- Opening Delimiter -
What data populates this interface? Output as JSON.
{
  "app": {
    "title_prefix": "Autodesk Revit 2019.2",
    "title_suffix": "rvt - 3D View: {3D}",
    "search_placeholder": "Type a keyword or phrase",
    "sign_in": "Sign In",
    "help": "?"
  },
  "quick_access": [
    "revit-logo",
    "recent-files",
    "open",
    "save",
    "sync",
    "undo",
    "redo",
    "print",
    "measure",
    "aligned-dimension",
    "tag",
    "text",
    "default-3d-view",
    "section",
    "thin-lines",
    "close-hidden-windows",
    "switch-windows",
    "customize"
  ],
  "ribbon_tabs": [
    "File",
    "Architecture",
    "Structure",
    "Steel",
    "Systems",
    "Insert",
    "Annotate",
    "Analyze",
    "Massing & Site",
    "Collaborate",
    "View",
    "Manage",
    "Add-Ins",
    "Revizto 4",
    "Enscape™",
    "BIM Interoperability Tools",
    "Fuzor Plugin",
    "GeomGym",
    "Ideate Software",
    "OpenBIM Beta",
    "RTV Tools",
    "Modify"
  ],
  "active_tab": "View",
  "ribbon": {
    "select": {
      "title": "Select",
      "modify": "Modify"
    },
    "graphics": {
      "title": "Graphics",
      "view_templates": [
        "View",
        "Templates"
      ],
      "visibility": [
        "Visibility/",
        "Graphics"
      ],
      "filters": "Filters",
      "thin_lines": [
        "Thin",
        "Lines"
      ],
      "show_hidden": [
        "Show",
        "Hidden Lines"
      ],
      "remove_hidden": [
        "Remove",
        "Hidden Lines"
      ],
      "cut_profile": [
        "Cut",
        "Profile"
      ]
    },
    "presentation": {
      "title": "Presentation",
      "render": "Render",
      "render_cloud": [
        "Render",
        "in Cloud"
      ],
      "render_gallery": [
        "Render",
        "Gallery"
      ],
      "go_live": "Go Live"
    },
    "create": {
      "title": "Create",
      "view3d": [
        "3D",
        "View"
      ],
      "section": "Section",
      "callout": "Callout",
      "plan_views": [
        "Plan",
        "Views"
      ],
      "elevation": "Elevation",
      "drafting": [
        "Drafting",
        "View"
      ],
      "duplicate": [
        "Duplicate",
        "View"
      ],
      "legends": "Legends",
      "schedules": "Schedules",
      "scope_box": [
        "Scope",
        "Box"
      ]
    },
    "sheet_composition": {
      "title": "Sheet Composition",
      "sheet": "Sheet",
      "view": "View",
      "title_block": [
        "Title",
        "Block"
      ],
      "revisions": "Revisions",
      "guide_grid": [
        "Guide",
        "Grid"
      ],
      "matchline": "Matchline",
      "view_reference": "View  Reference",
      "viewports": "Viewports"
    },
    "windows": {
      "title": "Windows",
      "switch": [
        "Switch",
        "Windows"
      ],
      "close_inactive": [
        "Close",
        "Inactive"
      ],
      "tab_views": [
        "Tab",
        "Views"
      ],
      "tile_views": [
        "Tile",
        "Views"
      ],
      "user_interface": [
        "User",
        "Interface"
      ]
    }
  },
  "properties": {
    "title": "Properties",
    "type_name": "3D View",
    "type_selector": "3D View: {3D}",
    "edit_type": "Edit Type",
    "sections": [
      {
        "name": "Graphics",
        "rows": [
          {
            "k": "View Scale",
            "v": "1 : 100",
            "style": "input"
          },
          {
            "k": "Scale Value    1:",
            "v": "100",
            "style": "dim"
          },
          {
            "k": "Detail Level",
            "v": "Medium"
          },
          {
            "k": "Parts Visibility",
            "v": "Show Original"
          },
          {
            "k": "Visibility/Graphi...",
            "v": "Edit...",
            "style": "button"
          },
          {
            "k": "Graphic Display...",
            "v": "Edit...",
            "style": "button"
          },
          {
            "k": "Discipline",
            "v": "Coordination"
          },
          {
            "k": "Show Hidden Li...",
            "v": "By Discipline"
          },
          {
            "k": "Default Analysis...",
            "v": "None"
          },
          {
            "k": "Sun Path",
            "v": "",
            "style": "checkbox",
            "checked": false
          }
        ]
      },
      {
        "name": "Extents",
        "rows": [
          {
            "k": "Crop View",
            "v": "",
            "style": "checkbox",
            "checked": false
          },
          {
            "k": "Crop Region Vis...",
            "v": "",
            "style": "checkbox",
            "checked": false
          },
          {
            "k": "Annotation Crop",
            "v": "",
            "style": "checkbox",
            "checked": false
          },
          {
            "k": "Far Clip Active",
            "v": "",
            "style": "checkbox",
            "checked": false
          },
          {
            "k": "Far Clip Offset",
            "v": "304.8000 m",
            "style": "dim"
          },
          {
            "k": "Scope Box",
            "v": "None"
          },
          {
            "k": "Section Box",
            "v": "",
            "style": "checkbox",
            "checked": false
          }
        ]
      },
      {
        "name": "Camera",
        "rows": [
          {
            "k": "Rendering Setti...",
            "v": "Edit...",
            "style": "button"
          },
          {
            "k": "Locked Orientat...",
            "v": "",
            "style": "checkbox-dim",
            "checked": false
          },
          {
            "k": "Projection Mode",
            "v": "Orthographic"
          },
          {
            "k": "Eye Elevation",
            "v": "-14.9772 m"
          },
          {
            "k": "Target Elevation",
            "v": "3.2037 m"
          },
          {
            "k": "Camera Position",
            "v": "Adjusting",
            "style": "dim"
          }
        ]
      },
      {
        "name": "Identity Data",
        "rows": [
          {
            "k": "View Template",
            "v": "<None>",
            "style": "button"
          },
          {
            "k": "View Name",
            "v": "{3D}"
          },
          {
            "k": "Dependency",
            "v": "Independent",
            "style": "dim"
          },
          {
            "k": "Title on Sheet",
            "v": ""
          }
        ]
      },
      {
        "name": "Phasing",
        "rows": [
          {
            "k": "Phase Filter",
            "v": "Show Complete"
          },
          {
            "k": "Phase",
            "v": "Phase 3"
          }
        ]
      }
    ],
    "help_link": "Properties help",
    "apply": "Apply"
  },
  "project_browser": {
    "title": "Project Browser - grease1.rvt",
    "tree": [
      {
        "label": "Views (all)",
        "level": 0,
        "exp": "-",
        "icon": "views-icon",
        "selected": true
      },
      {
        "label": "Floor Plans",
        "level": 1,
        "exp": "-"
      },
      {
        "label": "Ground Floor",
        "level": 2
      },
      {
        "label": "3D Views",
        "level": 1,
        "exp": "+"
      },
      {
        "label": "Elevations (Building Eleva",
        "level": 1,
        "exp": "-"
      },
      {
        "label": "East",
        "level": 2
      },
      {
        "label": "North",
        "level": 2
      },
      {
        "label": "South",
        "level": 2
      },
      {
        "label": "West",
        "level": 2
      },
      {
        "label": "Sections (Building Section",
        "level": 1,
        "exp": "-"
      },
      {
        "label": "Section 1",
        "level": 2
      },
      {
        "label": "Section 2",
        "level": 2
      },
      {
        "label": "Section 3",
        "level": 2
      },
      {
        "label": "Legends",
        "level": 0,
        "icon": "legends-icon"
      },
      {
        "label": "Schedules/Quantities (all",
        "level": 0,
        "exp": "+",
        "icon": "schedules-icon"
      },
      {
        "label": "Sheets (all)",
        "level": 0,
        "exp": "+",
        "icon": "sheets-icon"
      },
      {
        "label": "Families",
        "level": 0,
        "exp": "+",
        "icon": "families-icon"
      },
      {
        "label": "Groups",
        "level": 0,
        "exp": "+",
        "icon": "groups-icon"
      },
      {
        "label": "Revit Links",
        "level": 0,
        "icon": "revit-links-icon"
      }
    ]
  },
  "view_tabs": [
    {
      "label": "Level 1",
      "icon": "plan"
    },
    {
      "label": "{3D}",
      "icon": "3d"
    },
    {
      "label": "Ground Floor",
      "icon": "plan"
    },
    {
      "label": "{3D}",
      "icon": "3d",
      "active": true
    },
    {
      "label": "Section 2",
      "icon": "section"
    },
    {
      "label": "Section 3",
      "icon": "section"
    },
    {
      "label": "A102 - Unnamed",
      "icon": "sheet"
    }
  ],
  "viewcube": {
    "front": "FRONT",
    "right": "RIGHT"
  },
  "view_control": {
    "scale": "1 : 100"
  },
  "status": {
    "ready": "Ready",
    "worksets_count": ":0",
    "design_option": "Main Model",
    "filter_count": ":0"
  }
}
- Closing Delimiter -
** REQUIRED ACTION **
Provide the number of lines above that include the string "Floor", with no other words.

** EXERCISE OUTPUT **
3